The problem
Search the entries for the word "Invitar" and pull out each line that has it.

*** Begin section ***

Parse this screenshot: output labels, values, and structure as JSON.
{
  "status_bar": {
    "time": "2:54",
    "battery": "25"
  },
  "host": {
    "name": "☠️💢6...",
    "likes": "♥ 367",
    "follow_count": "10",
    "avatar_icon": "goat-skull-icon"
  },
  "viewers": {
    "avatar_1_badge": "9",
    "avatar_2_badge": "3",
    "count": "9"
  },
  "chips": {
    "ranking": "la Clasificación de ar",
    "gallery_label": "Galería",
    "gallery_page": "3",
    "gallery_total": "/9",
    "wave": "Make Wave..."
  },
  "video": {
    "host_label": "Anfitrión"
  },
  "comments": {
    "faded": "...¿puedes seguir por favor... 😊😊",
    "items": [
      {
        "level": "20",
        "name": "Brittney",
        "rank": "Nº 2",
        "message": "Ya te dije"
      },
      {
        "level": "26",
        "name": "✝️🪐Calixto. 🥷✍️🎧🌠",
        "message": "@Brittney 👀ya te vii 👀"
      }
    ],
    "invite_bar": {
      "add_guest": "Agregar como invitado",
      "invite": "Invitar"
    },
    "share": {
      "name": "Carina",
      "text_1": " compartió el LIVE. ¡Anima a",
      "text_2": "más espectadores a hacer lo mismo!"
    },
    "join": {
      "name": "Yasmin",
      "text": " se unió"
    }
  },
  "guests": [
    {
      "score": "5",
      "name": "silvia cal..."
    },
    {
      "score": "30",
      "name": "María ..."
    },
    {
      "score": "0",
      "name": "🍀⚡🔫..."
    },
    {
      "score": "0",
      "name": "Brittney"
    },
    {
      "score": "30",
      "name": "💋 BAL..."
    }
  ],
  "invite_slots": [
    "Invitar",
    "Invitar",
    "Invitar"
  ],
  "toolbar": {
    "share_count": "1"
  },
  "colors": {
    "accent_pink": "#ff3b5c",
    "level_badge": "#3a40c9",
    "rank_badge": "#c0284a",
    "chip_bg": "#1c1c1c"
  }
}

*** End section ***

Response below
      "invite": "Invitar"
    "Invitar",
    "Invitar",
    "Invitar"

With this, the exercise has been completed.